## Your objective
Could you output each record below exactly as it stands and leave the pictures out?

Excerpted data below:

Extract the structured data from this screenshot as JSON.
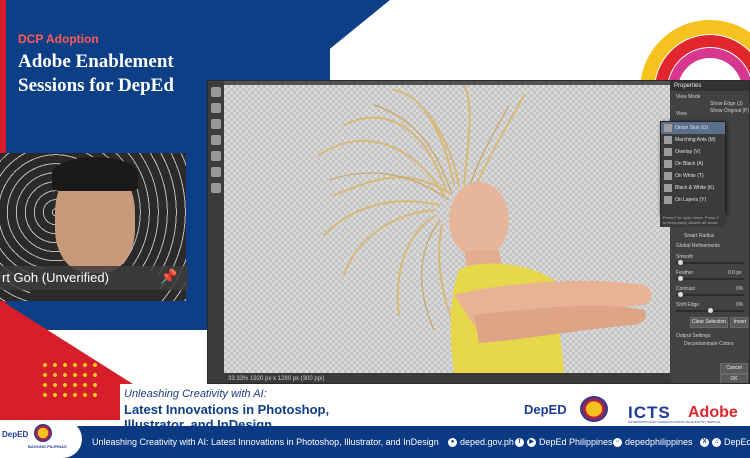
{
  "header": {
    "program": "DCP Adoption",
    "title_line1": "Adobe Enablement",
    "title_line2": "Sessions for DepEd"
  },
  "participant": {
    "name": "rt Goh (Unverified)"
  },
  "photoshop": {
    "panel_title": "Properties",
    "view_mode_label": "View Mode",
    "show_edge": "Show Edge (J)",
    "show_original": "Show Original (P)",
    "view_label": "View",
    "view_options": [
      "Onion Skin (O)",
      "Marching Ants (M)",
      "Overlay (V)",
      "On Black (A)",
      "On White (T)",
      "Black & White (K)",
      "On Layers (Y)"
    ],
    "view_note": "Press F to cycle views. Press X to temporarily disable all views.",
    "smart_radius": "Smart Radius",
    "global_refinements": "Global Refinements",
    "smooth_label": "Smooth",
    "feather_label": "Feather",
    "feather_value": "0.0 px",
    "contrast_label": "Contrast",
    "contrast_value": "0%",
    "shift_edge_label": "Shift Edge",
    "shift_edge_value": "0%",
    "clear_selection": "Clear Selection",
    "invert": "Invert",
    "output_settings": "Output Settings",
    "decontaminate": "Decontaminate Colors",
    "cancel": "Cancel",
    "ok": "OK",
    "status": "33.33%   1920 px x 1280 px (300 ppi)"
  },
  "session": {
    "subtitle": "Unleashing Creativity with AI:",
    "title": "Latest Innovations in Photoshop, Illustrator, and InDesign"
  },
  "logos": {
    "deped": "DepED",
    "icts": "ICTS",
    "icts_sub": "INFORMATION AND COMMUNICATIONS TECHNOLOGY SERVICE",
    "adobe": "Adobe",
    "bagong_pilipinas": "BAGONG PILIPINAS"
  },
  "ticker": {
    "text": "Unleashing Creativity with AI: Latest Innovations in Photoshop, Illustrator, and InDesign",
    "website": "deped.gov.ph",
    "facebook_youtube": "DepEd Philippines",
    "instagram": "depedphilippines",
    "x_tiktok": "DepEd_P"
  },
  "colors": {
    "deped_blue": "#0d3f86",
    "deped_red": "#d61f2a",
    "accent_yellow": "#f6c220",
    "hair_blonde": "#d8b878",
    "top_yellow": "#e6d84a"
  }
}
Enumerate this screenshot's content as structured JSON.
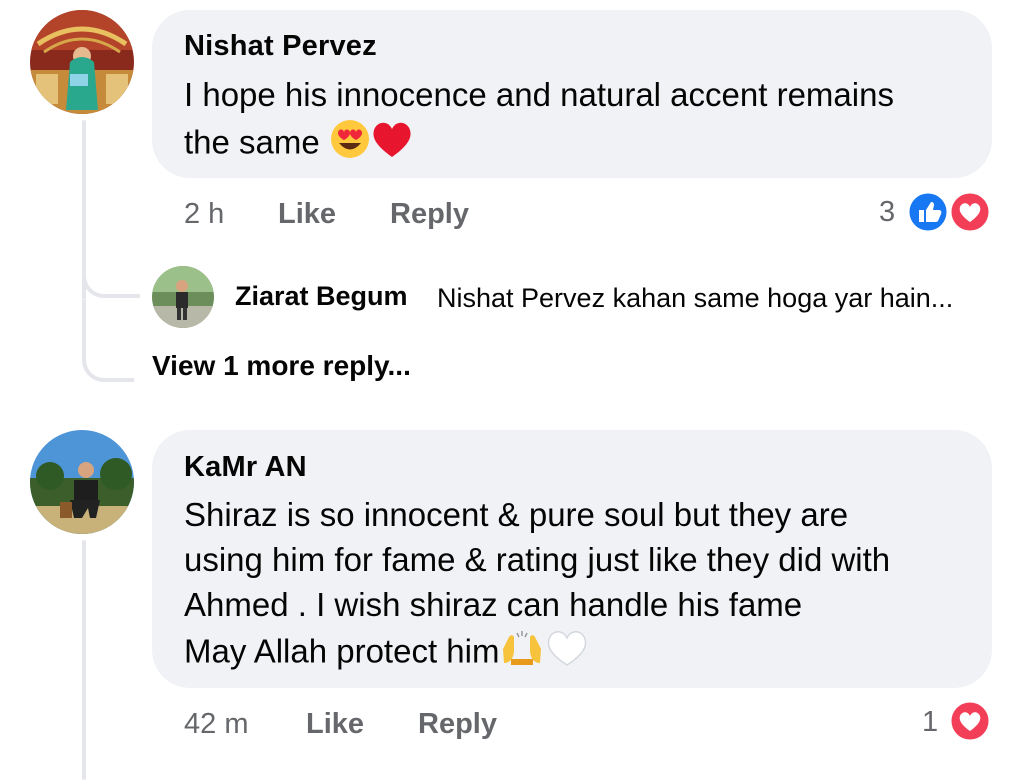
{
  "comments": [
    {
      "author": "Nishat Pervez",
      "text_line1": "I hope his innocence and natural accent remains",
      "text_line2": "the same",
      "text_emojis": [
        "heart-eyes-emoji",
        "red-heart-emoji"
      ],
      "time": "2 h",
      "like_label": "Like",
      "reply_label": "Reply",
      "reaction_count": "3",
      "reactions": [
        "like-reaction-icon",
        "love-reaction-icon"
      ],
      "replies": [
        {
          "author": "Ziarat Begum",
          "text": "Nishat Pervez kahan same hoga yar hain..."
        }
      ],
      "view_more": "View 1 more reply..."
    },
    {
      "author": "KaMr AN",
      "text_line1": "Shiraz is so innocent & pure soul but they are",
      "text_line2": "using him for fame & rating just like they did with",
      "text_line3": "Ahmed . I wish shiraz can handle his fame",
      "text_line4": "May Allah protect him",
      "text_emojis": [
        "raising-hands-emoji",
        "white-heart-emoji"
      ],
      "time": "42 m",
      "like_label": "Like",
      "reply_label": "Reply",
      "reaction_count": "1",
      "reactions": [
        "love-reaction-icon"
      ]
    }
  ],
  "colors": {
    "bubble": "#f0f2f5",
    "meta_text": "#65676b",
    "like_blue": "#1877f2",
    "love_red": "#f33e58",
    "thread_line": "#e4e6eb"
  }
}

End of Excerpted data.

## Solution for this exercise
Extract the structured data from this screenshot as JSON.
{
  "header": {
    "program": "DCP Adoption",
    "title_line1": "Adobe Enablement",
    "title_line2": "Sessions for DepEd"
  },
  "participant": {
    "name": "rt Goh (Unverified)"
  },
  "photoshop": {
    "panel_title": "Properties",
    "view_mode_label": "View Mode",
    "show_edge": "Show Edge (J)",
    "show_original": "Show Original (P)",
    "view_label": "View",
    "view_options": [
      "Onion Skin (O)",
      "Marching Ants (M)",
      "Overlay (V)",
      "On Black (A)",
      "On White (T)",
      "Black & White (K)",
      "On Layers (Y)"
    ],
    "view_note": "Press F to cycle views. Press X to temporarily disable all views.",
    "smart_radius": "Smart Radius",
    "global_refinements": "Global Refinements",
    "smooth_label": "Smooth",
    "feather_label": "Feather",
    "feather_value": "0.0 px",
    "contrast_label": "Contrast",
    "contrast_value": "0%",
    "shift_edge_label": "Shift Edge",
    "shift_edge_value": "0%",
    "clear_selection": "Clear Selection",
    "invert": "Invert",
    "output_settings": "Output Settings",
    "decontaminate": "Decontaminate Colors",
    "cancel": "Cancel",
    "ok": "OK",
    "status": "33.33%   1920 px x 1280 px (300 ppi)"
  },
  "session": {
    "subtitle": "Unleashing Creativity with AI:",
    "title": "Latest Innovations in Photoshop, Illustrator, and InDesign"
  },
  "logos": {
    "deped": "DepED",
    "icts": "ICTS",
    "icts_sub": "INFORMATION AND COMMUNICATIONS TECHNOLOGY SERVICE",
    "adobe": "Adobe",
    "bagong_pilipinas": "BAGONG PILIPINAS"
  },
  "ticker": {
    "text": "Unleashing Creativity with AI: Latest Innovations in Photoshop, Illustrator, and InDesign",
    "website": "deped.gov.ph",
    "facebook_youtube": "DepEd Philippines",
    "instagram": "depedphilippines",
    "x_tiktok": "DepEd_P"
  },
  "colors": {
    "deped_blue": "#0d3f86",
    "deped_red": "#d61f2a",
    "accent_yellow": "#f6c220",
    "hair_blonde": "#d8b878",
    "top_yellow": "#e6d84a"
  }
}
Enumerate this screenshot's content as structured JSON.
{
  "comments": [
    {
      "author": "Nishat Pervez",
      "text_line1": "I hope his innocence and natural accent remains",
      "text_line2": "the same",
      "text_emojis": [
        "heart-eyes-emoji",
        "red-heart-emoji"
      ],
      "time": "2 h",
      "like_label": "Like",
      "reply_label": "Reply",
      "reaction_count": "3",
      "reactions": [
        "like-reaction-icon",
        "love-reaction-icon"
      ],
      "replies": [
        {
          "author": "Ziarat Begum",
          "text": "Nishat Pervez kahan same hoga yar hain..."
        }
      ],
      "view_more": "View 1 more reply..."
    },
    {
      "author": "KaMr AN",
      "text_line1": "Shiraz is so innocent & pure soul but they are",
      "text_line2": "using him for fame & rating just like they did with",
      "text_line3": "Ahmed . I wish shiraz can handle his fame",
      "text_line4": "May Allah protect him",
      "text_emojis": [
        "raising-hands-emoji",
        "white-heart-emoji"
      ],
      "time": "42 m",
      "like_label": "Like",
      "reply_label": "Reply",
      "reaction_count": "1",
      "reactions": [
        "love-reaction-icon"
      ]
    }
  ],
  "colors": {
    "bubble": "#f0f2f5",
    "meta_text": "#65676b",
    "like_blue": "#1877f2",
    "love_red": "#f33e58",
    "thread_line": "#e4e6eb"
  }
}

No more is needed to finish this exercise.